The following is a synthesis of what I gathered by reviewing/previewing Corigine’s product brochures on MimicPro and MimicTurbo GT solutions, respectively.
MimicPro FPGA Prototyping System
The system enables early software development, system validation and regression testing, while significantly reducing development time and workload. It offers a full system view with high visibility for rapid debug capability through a System Scope Logic Analyzer. Its automatic clock handling eliminates the need for manual handling of gating clock which is prone to errors and unnecessary engineering workload. The auto partitioning feature reduces the need for manual intervention by automating pin-muxing and instrumentation. While the system addresses all the requirements identified in the earlier section, the following are of special mention.
- Scales from 30 million gates to 1 billion gates (1 to 32 FPGAs)
Support for Automotive Safety
- FMEDA, HIL, ADAS (ISO26262)
- Fault injection-Force/Release capability that are essential for debugging and functional safety prototyping
MimicTurbo GT Card
The Card can be deployed in a 16-lane PCI Express slot and supports 64 GTY transceivers (16 Quads) along with the essential I/O interfaces and includes FMC and FMC+ connectors. Bundled with the MimicTurbo software, the solution delivers the best-in-class automated partitioning for larger System-on-Chip designs. The MimicTurbo software leverages the Xilinx VU19P HSTPM IP for extraordinarily low latency with I/O pin-muxing across transceivers.
The Corigine MimicTurbo GT card is designed for quick installation in a PCIe system.

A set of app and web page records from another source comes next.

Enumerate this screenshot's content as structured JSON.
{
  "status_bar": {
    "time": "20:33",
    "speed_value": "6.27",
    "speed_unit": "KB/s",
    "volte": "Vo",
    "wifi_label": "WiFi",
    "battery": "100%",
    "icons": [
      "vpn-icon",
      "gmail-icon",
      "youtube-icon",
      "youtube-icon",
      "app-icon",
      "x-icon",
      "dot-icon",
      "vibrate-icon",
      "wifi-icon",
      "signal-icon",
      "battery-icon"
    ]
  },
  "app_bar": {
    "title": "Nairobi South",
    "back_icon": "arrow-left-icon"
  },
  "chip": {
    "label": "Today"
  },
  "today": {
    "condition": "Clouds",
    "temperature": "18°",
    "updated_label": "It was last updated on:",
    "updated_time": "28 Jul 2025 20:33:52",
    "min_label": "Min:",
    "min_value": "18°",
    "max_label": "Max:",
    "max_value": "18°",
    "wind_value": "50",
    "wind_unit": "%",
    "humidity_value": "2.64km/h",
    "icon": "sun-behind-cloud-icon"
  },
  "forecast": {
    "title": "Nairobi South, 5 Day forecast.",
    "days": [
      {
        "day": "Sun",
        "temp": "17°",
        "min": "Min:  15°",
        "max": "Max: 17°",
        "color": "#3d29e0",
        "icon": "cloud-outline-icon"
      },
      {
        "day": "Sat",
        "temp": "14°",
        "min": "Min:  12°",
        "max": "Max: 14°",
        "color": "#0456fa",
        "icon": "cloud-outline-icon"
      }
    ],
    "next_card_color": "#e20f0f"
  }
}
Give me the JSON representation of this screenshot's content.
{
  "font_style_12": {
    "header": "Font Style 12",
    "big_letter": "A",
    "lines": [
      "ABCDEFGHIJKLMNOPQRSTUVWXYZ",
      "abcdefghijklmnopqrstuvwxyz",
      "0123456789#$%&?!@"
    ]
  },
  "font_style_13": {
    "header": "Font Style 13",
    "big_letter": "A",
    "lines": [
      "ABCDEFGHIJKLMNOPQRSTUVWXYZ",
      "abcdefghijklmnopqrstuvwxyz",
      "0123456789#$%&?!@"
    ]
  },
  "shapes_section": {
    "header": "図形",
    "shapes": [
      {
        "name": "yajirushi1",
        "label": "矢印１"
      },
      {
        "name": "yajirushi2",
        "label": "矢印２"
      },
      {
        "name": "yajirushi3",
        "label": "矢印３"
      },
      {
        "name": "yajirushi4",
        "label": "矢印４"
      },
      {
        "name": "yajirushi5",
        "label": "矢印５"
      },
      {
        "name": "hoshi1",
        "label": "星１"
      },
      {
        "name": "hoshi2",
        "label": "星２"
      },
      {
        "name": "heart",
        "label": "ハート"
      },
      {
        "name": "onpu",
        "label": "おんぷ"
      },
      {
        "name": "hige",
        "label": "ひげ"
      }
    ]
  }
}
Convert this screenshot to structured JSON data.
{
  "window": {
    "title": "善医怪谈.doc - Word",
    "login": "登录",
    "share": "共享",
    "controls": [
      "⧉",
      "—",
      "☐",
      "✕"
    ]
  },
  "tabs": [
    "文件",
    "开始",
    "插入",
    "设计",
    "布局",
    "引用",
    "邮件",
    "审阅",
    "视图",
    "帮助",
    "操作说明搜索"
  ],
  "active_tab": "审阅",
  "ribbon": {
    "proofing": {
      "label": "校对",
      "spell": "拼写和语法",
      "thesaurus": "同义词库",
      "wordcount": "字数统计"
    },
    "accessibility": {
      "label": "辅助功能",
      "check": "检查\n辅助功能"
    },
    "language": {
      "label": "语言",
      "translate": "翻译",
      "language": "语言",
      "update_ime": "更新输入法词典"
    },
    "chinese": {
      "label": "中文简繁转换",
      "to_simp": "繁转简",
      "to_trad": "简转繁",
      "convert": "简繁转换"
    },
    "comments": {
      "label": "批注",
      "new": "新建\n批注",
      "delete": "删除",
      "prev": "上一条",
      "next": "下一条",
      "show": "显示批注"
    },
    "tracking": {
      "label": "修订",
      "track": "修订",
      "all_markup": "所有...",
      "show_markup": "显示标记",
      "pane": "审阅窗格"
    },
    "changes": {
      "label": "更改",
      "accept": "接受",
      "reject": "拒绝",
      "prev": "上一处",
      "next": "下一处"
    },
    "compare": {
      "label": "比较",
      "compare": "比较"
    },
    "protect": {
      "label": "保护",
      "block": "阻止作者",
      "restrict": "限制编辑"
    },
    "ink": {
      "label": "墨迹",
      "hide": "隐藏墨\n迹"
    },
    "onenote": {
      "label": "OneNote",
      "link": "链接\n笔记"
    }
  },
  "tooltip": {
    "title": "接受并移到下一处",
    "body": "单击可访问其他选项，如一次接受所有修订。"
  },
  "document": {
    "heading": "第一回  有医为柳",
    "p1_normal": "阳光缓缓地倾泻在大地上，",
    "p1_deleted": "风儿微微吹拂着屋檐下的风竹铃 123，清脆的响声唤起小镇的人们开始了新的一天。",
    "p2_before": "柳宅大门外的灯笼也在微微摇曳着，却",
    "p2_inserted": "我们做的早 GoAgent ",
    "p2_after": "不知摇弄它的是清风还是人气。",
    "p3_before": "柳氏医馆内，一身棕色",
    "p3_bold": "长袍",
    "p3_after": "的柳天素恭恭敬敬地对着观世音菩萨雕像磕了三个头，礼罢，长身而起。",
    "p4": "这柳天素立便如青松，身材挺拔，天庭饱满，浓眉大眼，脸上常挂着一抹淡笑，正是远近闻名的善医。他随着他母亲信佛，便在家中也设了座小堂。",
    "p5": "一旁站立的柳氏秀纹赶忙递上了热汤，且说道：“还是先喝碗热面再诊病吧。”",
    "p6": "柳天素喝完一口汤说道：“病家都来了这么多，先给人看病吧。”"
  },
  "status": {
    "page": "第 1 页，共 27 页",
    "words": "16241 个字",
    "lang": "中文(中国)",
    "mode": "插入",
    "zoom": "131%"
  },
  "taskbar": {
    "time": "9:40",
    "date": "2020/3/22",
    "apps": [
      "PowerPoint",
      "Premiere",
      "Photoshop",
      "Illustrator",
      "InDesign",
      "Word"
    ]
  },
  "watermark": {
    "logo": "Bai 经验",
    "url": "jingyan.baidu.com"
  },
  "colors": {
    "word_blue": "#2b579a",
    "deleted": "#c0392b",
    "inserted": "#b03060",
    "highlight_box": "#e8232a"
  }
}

The card is designed with the necessary interfaces and pre-built connectors that enables users to quickly deploy the hardware environment with the Xilinx® Virtex® UltraScale+™ FPGA XCVU19P. To further ease deployment, the card can be configured as a benchtop standalone platform as well.
The Corigine MimicTurbo GT offers automated FPGA partitioning and interconnect while leveraging the high-speed Xilinx GT (GigaHertz Transceiver) I/O connection between multiple FPGAs to deliver multi-gigabits per second performance. The card provides GT pin muxing and automatic clock control, and features a sixteen-lane PCI Express interface along with DDR4 component memory for performance.
The Corigine MimicTurbo GT provides modular upgradability from an entry point of a single FPGA card with 48 million gates to multiple cards deployed in a single or multiple PCIe systems.
MimicTurbo GT Card
MimicPro Systems: General availability of 1, 4 and 32-FPGA based systems. Configurations containing more FPGAs to follow.
MimicTurbo GT Card: Sample availability starts in December 2021.
The MimicPro system offers the scalability needed for verifying and validating completing SoCs and IP subsystems and delivers deep local debug capabilities for quicker elimination of bugs. The MimicTurbo GT card along with the MimicTurbo prototyping software solution simplifies the deployment of FPGA based prototyping at the desktop. Together, they greatly accelerate silicon verification and pre-silicon software development at semiconductor companies. The offerings are designed for deployment within the enterprise as well as over the cloud. These Corigine EDA solutions are architected to address the needs of SoCs for AI, Automotive, Communication, Processing and Vision applications.
You can access a copy of the MimicPro product brochure here. For a copy of the MimicTurbo GT product brochure, contact Corigine via firstname.lastname@example.org. For additional information, visit www.corigine.com.
Corigine @DAC 2021
You can meet with Corigine and check out their latest products at Booth 2443, Dec 6 -Dec 8, 2021.
DAC 2021 is being held at Moscone Center, San Francisco, CA
Facebook or Meta: Change the Head CoachShare this post via:
There are no comments yet.
You must register or log in to view/post comments.